Molly Magnell’s artwork combines illustration, design
A new senior’s artwork will be up on display in the Danforth University Center later this month as a part of Senior Class Council’s continuing initiative to showcase the achievements of Sam Fox students. Five works by Communication Design major Molly Magnell. whose work explores the intersection of illustration and design through a range of digital and traditional mediums, will be exhibited.
Magnell’s two loves—art and biology—were what initially drew her to Washington University, which has strong programs in both disciplines. She is drawn to design as a tool of education-related initiatives and is particularly interested in educating children in the realms of science and research. For her Illustration Capstone project, Molly is creating a book that explores the marine life and history of the Boston Harbor Islands.
“The book I wrote the content for initially came out to be 70 pages, which is too much,” Magnell said. “So I’m re-writing it as a more kid-friendly children’s book. I’m from Boston and grew up around the beach and always loved all the different things you could find there in a day. I also used to work at the New England Aquarium for one summer and visitor education, so, in general, I really like to geek out about the ocean.”
Magnell says that these days she does around 60 percent illustration and 40 percent design. Rather than being two exclusive fields, however, the two tend to inform one another in her work: “I like to work a lot with images, so when I’m composing things for a design project, I think a lot about space for imagery. When I illustrate things, I have to think about design principles. I love working with typography, so integrating the two is a really great space for me; it feels seamless,” she said.

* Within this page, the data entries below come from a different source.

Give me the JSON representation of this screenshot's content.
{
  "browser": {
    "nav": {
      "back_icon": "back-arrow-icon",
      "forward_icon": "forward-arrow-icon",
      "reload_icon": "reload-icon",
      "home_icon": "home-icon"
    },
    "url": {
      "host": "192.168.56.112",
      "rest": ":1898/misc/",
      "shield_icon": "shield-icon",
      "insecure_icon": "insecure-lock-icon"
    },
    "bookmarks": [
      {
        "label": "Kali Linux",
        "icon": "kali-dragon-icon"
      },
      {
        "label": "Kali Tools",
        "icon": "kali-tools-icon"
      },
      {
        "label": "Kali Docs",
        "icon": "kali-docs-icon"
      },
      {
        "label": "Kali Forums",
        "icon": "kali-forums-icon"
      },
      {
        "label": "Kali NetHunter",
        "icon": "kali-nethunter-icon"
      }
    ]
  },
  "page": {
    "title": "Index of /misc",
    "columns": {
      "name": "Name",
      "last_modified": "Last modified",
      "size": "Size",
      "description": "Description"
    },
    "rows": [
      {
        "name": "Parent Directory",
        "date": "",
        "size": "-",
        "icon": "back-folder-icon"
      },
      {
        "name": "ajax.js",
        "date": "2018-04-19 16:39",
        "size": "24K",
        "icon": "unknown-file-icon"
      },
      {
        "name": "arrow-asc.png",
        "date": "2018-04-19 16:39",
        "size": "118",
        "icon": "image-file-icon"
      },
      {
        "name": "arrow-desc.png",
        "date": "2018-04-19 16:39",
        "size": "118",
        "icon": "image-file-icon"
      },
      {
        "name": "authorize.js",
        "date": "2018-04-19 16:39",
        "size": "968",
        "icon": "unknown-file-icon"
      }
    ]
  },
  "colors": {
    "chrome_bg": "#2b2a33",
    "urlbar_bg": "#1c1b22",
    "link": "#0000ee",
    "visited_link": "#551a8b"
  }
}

The typography-focused classes are among Magnell’s favorites in Sam Fox. “[Typography 1] was very nit-picky, learning how words look on a page and making sure everything is really precise,” she said. “It’s the little things you wouldn’t notice if you hadn’t taken that sort of course, but now I’m so acutely aware of it, which is kind of a blessing and a curse.”
“[Typography 2] is a little more experimental; dealing more with color, composition, figuring out how to lay out a book and make it really compelling and telling a story with design instead of just the words on the page,” she continued. “I became really interested in that sort of narrative, combining words with images and just making it really dynamic.”
One of Magnell’s pieces in the exhibit is a poster with a typeface she designed for course taken while studying abroad Florence, Italy. It includes an explanation of the mythology behind the flower Amaryllis, the inspiration for her design choices and the name she lent to the typeface.
“I struggled with this one for a while, and it really taught me how to use Illustrator better,” Magnell said. “Essentially, I was thinking flowers, magicians—how things vanish and come in and out and how much you can reduce from a letter before it becomes illegible, and figuring out how to tell those two apart.”
A vibrant sketch of the Ponte Vecchio Bridge is another product of her Florence coursework. After living in Florence for four months, Magnell was questioning the extent to which the Italian city was her home and wondering if she should still consider herself a tourist. The bridge, a major tourist attraction, was the perfect observation spot for her research.
“I like drawing things from life, and I like drawing people,” Magnell said. “When I’m sketching things, it’s a lot rougher; I might trace over lines a few times. It’s a very different way of making, and it helps me figure out what’s important in a piece. Sometimes, if I am working from a photograph, I can overdraw it and emphasize everything to the same level, whereas drawing from life helps me kind of edit as I go.”
Magnell also likes doing personal projects to strengthen her skills and continue exploring outside of the classroom. Right now, she’s challenging herself to create a new Valentine a day. Her display includes her take on the draw-everything-in-your-backpack-challenge, which she created using a limited color palette and geometric approach to her layout. She also has a stylized, digital recreation of an Instagram photograph she found of someone she went to high school with. In contrast to the bright tones of that piece, her painting of a dinghy is a wash of dark, stormy color.
Looking over the wide range of work she submitted for the exhibit, Magnell says that each piece is important to her for a different reason. She considers her style to be fairly versatile.
“I feel like I don’t have a style, or at least one that’s defined as much as other people,” she said. “Some of my professors say, ‘Yeah go find your style right now,’ and some of them say, ‘Your versatility will help you in the end.’ So, I’m kind of just in the process of figuring out how to make things.”
Magnell is exploring careers that will let her use her diverse set of skills, including art direction, children’s books’ illustration and freelance design. With clearly raw talent in her tool belt and a future full of potential, Magnell doesn’t see any reason to stop testing the waters.
“I think I just get bored doing one thing always. That’s why I didn’t want to go to straight art school. My mom kept pushing me to go to a traditional art school like RISD and I kept pushing back because I really would just get bored doing one kind of art all the time,” she said. “I’m still trying to figure out the best things for me; I’m always trying to experiment.”
Look for Magnell’s five works on display in the DUC later this month. To see more of her portfolio, visit her website, www.mollymagnell.com.